“But you are. You want Carter yet you know I am the only person whom he desires, whom he will ever desire.”
She glared at me. “Have you no remorse?”
Amusement colored my voice as I asked, “Remorse? For what?”
“He fell in love with you when you were children, you knew that. And you knew that you never felt the same for him. Yet you fluttered your lashes and you twirled your hair and you flashed your smile and you kept him by your side all this time. And now…” She shook her head as she glanced nervously around the crates toward the sounds that were coming from outside. “Now he believes you are essential to his life. But he is wrong. He does not need you.” She glared at me one last time, leaning in close to make sure I did not miss her next words. “Today is his birthday and you will allow him this one day to be surrounded by those who truly do care for him. Do you understand?”
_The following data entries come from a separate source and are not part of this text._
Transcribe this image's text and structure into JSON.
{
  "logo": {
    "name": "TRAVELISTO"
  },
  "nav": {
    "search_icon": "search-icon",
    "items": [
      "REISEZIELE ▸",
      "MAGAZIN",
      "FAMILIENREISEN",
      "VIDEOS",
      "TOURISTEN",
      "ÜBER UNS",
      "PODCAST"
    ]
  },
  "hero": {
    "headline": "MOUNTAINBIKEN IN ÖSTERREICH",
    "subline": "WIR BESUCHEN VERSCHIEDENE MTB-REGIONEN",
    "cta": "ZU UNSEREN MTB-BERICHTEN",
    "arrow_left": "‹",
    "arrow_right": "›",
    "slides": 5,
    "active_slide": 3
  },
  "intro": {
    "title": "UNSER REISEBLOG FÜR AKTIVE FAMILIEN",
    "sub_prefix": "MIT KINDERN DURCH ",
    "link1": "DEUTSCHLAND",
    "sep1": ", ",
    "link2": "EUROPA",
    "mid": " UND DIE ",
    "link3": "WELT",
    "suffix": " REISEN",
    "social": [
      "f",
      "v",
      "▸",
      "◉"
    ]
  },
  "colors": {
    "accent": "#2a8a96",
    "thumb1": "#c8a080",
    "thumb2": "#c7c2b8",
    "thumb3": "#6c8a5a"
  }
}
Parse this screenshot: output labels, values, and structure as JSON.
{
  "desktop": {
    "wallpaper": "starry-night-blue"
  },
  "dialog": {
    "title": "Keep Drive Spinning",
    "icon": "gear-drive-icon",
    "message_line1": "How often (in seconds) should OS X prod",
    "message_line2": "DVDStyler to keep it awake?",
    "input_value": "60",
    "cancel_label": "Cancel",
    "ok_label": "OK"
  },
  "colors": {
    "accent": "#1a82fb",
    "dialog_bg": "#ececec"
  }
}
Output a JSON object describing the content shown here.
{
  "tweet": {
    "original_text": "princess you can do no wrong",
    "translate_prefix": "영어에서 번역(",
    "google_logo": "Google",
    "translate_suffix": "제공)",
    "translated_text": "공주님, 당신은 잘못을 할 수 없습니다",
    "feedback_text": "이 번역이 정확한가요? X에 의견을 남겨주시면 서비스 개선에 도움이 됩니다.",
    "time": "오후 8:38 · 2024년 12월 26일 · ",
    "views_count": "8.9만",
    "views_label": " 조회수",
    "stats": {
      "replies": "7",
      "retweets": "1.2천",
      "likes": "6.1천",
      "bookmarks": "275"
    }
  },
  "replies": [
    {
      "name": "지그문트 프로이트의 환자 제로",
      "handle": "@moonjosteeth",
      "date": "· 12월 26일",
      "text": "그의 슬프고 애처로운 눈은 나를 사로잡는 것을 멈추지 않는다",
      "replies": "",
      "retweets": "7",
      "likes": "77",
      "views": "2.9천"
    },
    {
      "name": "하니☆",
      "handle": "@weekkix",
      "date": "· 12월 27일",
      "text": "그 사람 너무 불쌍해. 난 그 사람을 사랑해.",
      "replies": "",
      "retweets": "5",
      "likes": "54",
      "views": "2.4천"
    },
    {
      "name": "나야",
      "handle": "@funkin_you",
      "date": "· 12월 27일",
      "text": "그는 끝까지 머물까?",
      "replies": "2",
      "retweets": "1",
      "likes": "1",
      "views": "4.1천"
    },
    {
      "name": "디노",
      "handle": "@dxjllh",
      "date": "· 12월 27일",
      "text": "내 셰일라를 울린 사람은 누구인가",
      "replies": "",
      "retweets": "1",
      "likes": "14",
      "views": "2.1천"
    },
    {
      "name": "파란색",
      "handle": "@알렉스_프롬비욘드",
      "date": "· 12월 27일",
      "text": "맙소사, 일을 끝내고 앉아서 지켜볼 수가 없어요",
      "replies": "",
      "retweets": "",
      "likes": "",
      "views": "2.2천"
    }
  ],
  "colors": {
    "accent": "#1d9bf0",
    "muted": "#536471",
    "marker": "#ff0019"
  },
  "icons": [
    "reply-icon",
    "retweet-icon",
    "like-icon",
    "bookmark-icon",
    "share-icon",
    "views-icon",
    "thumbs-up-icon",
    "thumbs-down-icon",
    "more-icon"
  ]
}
I hesitated. Yes, it was true; I knew Carter cared for me in a way which I could never return. But what Catherine said was not true. I did love him. I loved him and he could never know how much. However, despite the complications of any romantic interest, Carter was--above all else--my friend. I still deserved the opportunity to celebrate with him.
Yet looking at Catherine’s enraged face I realized she was right. I could allow him—and her—this one day to themselves. It was only fair.
And besides, Gretchen told me James was waiting for me back in the house.
I sniffed and looked down my nose at her. “I understand. But there is something I wish for you to understand as well.” I leaned even closer to her, happy when she backed away slightly. I whispered, “If you dare to make this a competition between us, know that I will be more than happy to run the race with you.” A smile stretched across my face as I saw a glimmer of uncertainty in Catherine's eyes. “And I think we both know who would win.”